### Your assignment
For this exercise, print all of the data exactly as given.

+++++

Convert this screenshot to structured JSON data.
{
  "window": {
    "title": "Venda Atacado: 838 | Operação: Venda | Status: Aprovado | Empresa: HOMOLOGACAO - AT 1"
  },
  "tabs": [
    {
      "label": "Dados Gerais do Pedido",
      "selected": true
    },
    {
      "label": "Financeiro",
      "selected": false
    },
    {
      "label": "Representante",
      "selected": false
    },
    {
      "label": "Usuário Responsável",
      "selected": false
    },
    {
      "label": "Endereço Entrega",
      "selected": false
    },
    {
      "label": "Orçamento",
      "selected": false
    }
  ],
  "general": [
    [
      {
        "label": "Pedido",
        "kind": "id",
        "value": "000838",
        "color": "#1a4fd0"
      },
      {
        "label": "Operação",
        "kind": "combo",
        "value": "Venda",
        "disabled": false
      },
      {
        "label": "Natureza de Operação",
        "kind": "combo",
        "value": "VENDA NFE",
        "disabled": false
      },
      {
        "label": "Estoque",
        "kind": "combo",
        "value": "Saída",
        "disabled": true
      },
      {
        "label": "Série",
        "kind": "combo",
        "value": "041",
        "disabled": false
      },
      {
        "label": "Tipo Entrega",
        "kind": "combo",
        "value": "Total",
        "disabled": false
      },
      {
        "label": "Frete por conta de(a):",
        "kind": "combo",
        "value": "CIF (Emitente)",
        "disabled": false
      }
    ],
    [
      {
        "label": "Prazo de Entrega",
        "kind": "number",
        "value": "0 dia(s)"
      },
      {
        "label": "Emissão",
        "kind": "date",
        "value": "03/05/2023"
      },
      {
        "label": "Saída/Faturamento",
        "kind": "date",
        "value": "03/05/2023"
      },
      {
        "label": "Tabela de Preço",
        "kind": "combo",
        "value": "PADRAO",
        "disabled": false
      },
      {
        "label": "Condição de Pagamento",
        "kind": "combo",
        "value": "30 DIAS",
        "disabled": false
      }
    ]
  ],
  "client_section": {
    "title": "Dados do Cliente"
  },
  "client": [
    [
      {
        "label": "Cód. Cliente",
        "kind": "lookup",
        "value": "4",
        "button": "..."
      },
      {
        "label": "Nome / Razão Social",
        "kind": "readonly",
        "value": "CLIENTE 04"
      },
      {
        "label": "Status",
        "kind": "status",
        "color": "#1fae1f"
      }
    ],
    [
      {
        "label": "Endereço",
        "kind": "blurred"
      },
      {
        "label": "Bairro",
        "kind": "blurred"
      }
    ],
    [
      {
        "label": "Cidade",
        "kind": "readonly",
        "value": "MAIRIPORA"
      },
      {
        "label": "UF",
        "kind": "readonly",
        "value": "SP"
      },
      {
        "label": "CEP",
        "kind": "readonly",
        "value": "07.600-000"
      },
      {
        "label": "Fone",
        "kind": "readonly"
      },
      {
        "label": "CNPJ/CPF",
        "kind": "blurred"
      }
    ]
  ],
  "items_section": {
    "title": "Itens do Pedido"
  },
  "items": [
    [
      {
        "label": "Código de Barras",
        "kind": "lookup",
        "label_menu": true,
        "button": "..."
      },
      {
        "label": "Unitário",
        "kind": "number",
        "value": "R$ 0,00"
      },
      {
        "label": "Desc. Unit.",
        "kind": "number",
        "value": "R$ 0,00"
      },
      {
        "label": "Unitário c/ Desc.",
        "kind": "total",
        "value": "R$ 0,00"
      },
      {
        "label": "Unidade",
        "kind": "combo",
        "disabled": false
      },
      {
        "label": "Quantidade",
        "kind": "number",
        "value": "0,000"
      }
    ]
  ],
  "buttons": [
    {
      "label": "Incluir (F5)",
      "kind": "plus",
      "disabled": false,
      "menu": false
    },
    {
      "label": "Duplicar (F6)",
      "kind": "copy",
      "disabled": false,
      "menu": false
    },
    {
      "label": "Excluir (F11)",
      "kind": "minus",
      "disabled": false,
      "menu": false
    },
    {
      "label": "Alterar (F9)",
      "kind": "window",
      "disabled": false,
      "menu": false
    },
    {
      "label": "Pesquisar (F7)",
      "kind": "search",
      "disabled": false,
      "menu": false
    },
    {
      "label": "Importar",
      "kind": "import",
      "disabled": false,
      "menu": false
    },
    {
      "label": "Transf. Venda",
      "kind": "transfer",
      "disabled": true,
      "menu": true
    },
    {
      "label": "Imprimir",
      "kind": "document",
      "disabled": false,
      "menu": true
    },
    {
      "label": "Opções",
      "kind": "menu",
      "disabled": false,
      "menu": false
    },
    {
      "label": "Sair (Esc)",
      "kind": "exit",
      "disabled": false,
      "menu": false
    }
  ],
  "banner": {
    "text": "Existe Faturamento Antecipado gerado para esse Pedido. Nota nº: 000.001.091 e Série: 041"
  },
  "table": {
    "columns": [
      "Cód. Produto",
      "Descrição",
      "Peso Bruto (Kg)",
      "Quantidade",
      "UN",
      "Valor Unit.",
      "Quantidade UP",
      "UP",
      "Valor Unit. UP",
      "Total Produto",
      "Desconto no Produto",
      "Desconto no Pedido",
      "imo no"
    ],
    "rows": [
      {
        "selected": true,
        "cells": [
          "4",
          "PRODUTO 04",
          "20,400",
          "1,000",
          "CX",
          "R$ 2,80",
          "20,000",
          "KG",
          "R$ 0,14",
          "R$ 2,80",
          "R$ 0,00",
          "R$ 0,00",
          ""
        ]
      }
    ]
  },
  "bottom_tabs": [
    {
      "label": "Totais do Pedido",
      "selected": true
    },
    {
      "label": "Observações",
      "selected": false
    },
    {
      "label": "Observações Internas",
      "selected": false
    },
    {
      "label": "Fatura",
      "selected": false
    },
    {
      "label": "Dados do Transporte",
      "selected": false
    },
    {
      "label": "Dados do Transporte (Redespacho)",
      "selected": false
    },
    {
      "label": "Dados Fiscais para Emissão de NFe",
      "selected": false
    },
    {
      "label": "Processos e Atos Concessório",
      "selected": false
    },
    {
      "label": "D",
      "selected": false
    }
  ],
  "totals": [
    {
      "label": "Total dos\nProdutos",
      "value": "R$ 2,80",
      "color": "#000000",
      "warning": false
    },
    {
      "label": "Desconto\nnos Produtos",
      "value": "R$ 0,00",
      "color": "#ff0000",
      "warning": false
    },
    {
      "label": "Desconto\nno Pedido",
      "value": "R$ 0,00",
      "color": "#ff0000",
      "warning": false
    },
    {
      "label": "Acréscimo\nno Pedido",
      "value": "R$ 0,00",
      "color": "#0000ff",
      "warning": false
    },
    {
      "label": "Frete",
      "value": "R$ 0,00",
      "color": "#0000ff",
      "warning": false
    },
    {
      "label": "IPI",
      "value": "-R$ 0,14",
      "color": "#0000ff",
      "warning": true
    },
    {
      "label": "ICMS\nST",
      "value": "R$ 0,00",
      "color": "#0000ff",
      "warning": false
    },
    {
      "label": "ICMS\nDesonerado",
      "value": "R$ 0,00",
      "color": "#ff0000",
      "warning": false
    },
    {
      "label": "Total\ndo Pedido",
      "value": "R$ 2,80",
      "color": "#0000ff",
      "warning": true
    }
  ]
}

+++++

### Problem solution
Convert this screenshot to structured JSON data.
{
  "window": {
    "title": "Venda Atacado: 838 | Operação: Venda | Status: Aprovado | Empresa: HOMOLOGACAO - AT 1"
  },
  "tabs": [
    {
      "label": "Dados Gerais do Pedido",
      "selected": true
    },
    {
      "label": "Financeiro",
      "selected": false
    },
    {
      "label": "Representante",
      "selected": false
    },
    {
      "label": "Usuário Responsável",
      "selected": false
    },
    {
      "label": "Endereço Entrega",
      "selected": false
    },
    {
      "label": "Orçamento",
      "selected": false
    }
  ],
  "general": [
    [
      {
        "label": "Pedido",
        "kind": "id",
        "value": "000838",
        "color": "#1a4fd0"
      },
      {
        "label": "Operação",
        "kind": "combo",
        "value": "Venda",
        "disabled": false
      },
      {
        "label": "Natureza de Operação",
        "kind": "combo",
        "value": "VENDA NFE",
        "disabled": false
      },
      {
        "label": "Estoque",
        "kind": "combo",
        "value": "Saída",
        "disabled": true
      },
      {
        "label": "Série",
        "kind": "combo",
        "value": "041",
        "disabled": false
      },
      {
        "label": "Tipo Entrega",
        "kind": "combo",
        "value": "Total",
        "disabled": false
      },
      {
        "label": "Frete por conta de(a):",
        "kind": "combo",
        "value": "CIF (Emitente)",
        "disabled": false
      }
    ],
    [
      {
        "label": "Prazo de Entrega",
        "kind": "number",
        "value": "0 dia(s)"
      },
      {
        "label": "Emissão",
        "kind": "date",
        "value": "03/05/2023"
      },
      {
        "label": "Saída/Faturamento",
        "kind": "date",
        "value": "03/05/2023"
      },
      {
        "label": "Tabela de Preço",
        "kind": "combo",
        "value": "PADRAO",
        "disabled": false
      },
      {
        "label": "Condição de Pagamento",
        "kind": "combo",
        "value": "30 DIAS",
        "disabled": false
      }
    ]
  ],
  "client_section": {
    "title": "Dados do Cliente"
  },
  "client": [
    [
      {
        "label": "Cód. Cliente",
        "kind": "lookup",
        "value": "4",
        "button": "..."
      },
      {
        "label": "Nome / Razão Social",
        "kind": "readonly",
        "value": "CLIENTE 04"
      },
      {
        "label": "Status",
        "kind": "status",
        "color": "#1fae1f"
      }
    ],
    [
      {
        "label": "Endereço",
        "kind": "blurred"
      },
      {
        "label": "Bairro",
        "kind": "blurred"
      }
    ],
    [
      {
        "label": "Cidade",
        "kind": "readonly",
        "value": "MAIRIPORA"
      },
      {
        "label": "UF",
        "kind": "readonly",
        "value": "SP"
      },
      {
        "label": "CEP",
        "kind": "readonly",
        "value": "07.600-000"
      },
      {
        "label": "Fone",
        "kind": "readonly"
      },
      {
        "label": "CNPJ/CPF",
        "kind": "blurred"
      }
    ]
  ],
  "items_section": {
    "title": "Itens do Pedido"
  },
  "items": [
    [
      {
        "label": "Código de Barras",
        "kind": "lookup",
        "label_menu": true,
        "button": "..."
      },
      {
        "label": "Unitário",
        "kind": "number",
        "value": "R$ 0,00"
      },
      {
        "label": "Desc. Unit.",
        "kind": "number",
        "value": "R$ 0,00"
      },
      {
        "label": "Unitário c/ Desc.",
        "kind": "total",
        "value": "R$ 0,00"
      },
      {
        "label": "Unidade",
        "kind": "combo",
        "disabled": false
      },
      {
        "label": "Quantidade",
        "kind": "number",
        "value": "0,000"
      }
    ]
  ],
  "buttons": [
    {
      "label": "Incluir (F5)",
      "kind": "plus",
      "disabled": false,
      "menu": false
    },
    {
      "label": "Duplicar (F6)",
      "kind": "copy",
      "disabled": false,
      "menu": false
    },
    {
      "label": "Excluir (F11)",
      "kind": "minus",
      "disabled": false,
      "menu": false
    },
    {
      "label": "Alterar (F9)",
      "kind": "window",
      "disabled": false,
      "menu": false
    },
    {
      "label": "Pesquisar (F7)",
      "kind": "search",
      "disabled": false,
      "menu": false
    },
    {
      "label": "Importar",
      "kind": "import",
      "disabled": false,
      "menu": false
    },
    {
      "label": "Transf. Venda",
      "kind": "transfer",
      "disabled": true,
      "menu": true
    },
    {
      "label": "Imprimir",
      "kind": "document",
      "disabled": false,
      "menu": true
    },
    {
      "label": "Opções",
      "kind": "menu",
      "disabled": false,
      "menu": false
    },
    {
      "label": "Sair (Esc)",
      "kind": "exit",
      "disabled": false,
      "menu": false
    }
  ],
  "banner": {
    "text": "Existe Faturamento Antecipado gerado para esse Pedido. Nota nº: 000.001.091 e Série: 041"
  },
  "table": {
    "columns": [
      "Cód. Produto",
      "Descrição",
      "Peso Bruto (Kg)",
      "Quantidade",
      "UN",
      "Valor Unit.",
      "Quantidade UP",
      "UP",
      "Valor Unit. UP",
      "Total Produto",
      "Desconto no Produto",
      "Desconto no Pedido",
      "imo no"
    ],
    "rows": [
      {
        "selected": true,
        "cells": [
          "4",
          "PRODUTO 04",
          "20,400",
          "1,000",
          "CX",
          "R$ 2,80",
          "20,000",
          "KG",
          "R$ 0,14",
          "R$ 2,80",
          "R$ 0,00",
          "R$ 0,00",
          ""
        ]
      }
    ]
  },
  "bottom_tabs": [
    {
      "label": "Totais do Pedido",
      "selected": true
    },
    {
      "label": "Observações",
      "selected": false
    },
    {
      "label": "Observações Internas",
      "selected": false
    },
    {
      "label": "Fatura",
      "selected": false
    },
    {
      "label": "Dados do Transporte",
      "selected": false
    },
    {
      "label": "Dados do Transporte (Redespacho)",
      "selected": false
    },
    {
      "label": "Dados Fiscais para Emissão de NFe",
      "selected": false
    },
    {
      "label": "Processos e Atos Concessório",
      "selected": false
    },
    {
      "label": "D",
      "selected": false
    }
  ],
  "totals": [
    {
      "label": "Total dos\nProdutos",
      "value": "R$ 2,80",
      "color": "#000000",
      "warning": false
    },
    {
      "label": "Desconto\nnos Produtos",
      "value": "R$ 0,00",
      "color": "#ff0000",
      "warning": false
    },
    {
      "label": "Desconto\nno Pedido",
      "value": "R$ 0,00",
      "color": "#ff0000",
      "warning": false
    },
    {
      "label": "Acréscimo\nno Pedido",
      "value": "R$ 0,00",
      "color": "#0000ff",
      "warning": false
    },
    {
      "label": "Frete",
      "value": "R$ 0,00",
      "color": "#0000ff",
      "warning": false
    },
    {
      "label": "IPI",
      "value": "-R$ 0,14",
      "color": "#0000ff",
      "warning": true
    },
    {
      "label": "ICMS\nST",
      "value": "R$ 0,00",
      "color": "#0000ff",
      "warning": false
    },
    {
      "label": "ICMS\nDesonerado",
      "value": "R$ 0,00",
      "color": "#ff0000",
      "warning": false
    },
    {
      "label": "Total\ndo Pedido",
      "value": "R$ 2,80",
      "color": "#0000ff",
      "warning": true
    }
  ]
}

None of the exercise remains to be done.